Subject classification based on eating disorders risk: The classification of subjects based on the risk of eating disorders by gender is shown in Fig. 1. These results indicate that the risk of eating disorders is higher in men (18.9%) than women (14.2%), however, there was no significant difference between the genders (p>0.05). Musaiger et al.35 conducted a study on university students in Kuwait also found that the prevalence of eating disorders is higher (33.6%) in male students than female students (31.8%). This is because male students are highly involved in physical activities and researchers reported that high levels of physical activity are associated with eating disorders36. However, in contrast Ahmed and Uddin37 reported that female university students were more likely to have eating disorders than males with 96 (80.7%) females compared to 23 (19.3%) male experiencing eating disorders. Overall, a total of 16.5% of subjects in this study were at risk of eating disorders. The study by Musaiger et al.35 reported a higher risk of eating disorders (32.7%) compared to the present study.
Higher level of stress in males increased the psychological problems, which in turn leads to eating disorders23. Additionally, male students desire larger muscle mass while female students want to be leaner38. This study is also supported by Ebrahim et al.39, who found that among male students, the desire to increase muscle mass and reduce body fat was associated with the risk of eating disorders. Furthermore, muscular bodies are more attractive among males as their participation in body building has increased and this practice can lead to negative perception related to body image40. Muscle dysmorphia can force male to use steroids which leads to substance abuse and thus leading to an increased risk of eating disorders41,42.
Relationship between IAT and risk of eating disorders: Excessive or inappropriate use of the internet is referred to as internet addiction. As university students are more likely to have psychosocial and economic problems8, they are at risk of internet addiction and eating disorders9. Correlation tests were conducted to determine the relationship between IAT and the risk of eating disorders among the subjects. The strength of the relationship between the variables can be determined based on three levels: namely, weak (r = 0.10-0.29), moderate (r = 0.30-0.49) and strong (r = 0.50-1.00)43.
Table 12 shows the relationship between IAT and EAT-26 scores by gender.
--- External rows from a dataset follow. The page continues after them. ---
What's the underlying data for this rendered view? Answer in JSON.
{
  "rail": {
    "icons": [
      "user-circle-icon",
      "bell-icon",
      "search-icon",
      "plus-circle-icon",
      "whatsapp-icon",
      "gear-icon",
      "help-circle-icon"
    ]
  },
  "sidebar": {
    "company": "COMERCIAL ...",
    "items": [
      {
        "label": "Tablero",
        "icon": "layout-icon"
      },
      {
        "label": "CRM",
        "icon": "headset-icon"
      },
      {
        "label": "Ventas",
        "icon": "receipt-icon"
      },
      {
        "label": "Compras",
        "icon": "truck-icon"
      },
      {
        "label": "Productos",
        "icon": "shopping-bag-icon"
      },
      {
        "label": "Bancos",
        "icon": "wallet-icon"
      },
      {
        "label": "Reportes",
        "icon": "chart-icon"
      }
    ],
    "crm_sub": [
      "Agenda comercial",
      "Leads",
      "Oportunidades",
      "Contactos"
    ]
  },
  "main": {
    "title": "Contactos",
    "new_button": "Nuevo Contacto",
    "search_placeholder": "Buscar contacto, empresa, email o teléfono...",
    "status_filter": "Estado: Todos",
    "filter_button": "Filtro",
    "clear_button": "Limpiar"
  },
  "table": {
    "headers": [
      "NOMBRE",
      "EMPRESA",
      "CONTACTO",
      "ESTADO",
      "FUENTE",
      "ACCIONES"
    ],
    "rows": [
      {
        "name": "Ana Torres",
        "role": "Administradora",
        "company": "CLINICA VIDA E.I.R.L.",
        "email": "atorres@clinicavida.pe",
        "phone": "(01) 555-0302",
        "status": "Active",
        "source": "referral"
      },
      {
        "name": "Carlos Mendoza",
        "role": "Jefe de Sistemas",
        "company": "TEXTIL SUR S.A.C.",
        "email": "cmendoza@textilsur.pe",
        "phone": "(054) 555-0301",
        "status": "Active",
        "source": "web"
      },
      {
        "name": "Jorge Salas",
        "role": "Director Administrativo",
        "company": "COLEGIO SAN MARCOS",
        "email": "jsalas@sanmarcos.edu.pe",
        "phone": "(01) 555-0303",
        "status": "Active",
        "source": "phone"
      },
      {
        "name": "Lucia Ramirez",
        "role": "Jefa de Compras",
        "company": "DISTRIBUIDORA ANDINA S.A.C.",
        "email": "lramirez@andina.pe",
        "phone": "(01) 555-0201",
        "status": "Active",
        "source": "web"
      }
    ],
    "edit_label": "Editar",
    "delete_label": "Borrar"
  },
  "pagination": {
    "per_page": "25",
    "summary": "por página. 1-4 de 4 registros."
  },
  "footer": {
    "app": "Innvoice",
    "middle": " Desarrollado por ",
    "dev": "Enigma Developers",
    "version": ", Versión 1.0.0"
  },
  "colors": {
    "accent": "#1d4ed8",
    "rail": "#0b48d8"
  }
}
The results of this study showed no significant correlation between IAT v and EAT-26 scores for male subjects (p>0.05). However, there was a weakly significant and positive correlation between IAT and eating disorder risk for female subjects (r = 0.187, p<0.05). These findings are consistent with the study by Bui et al.27 on young adults in France who reported that there was no correlation between internet addiction and eating disorder risk for male subjects but there was a correlation for female subjects (r = 0.33, p<0.001).
These findings are supported by Rodgers et al.44 who reported that the gender differences may be due to several factors such as differences in body image perception and risk of eating disorders. Consistent with previous findings32, female students with severe internet addiction obtained higher scores in the EAT-40 subscale compared to those without internet addiction. This is because internet addiction such as spending time on social media sites (Facebook, MSN) and body image perception is found to be an important predictor of eating disorders among women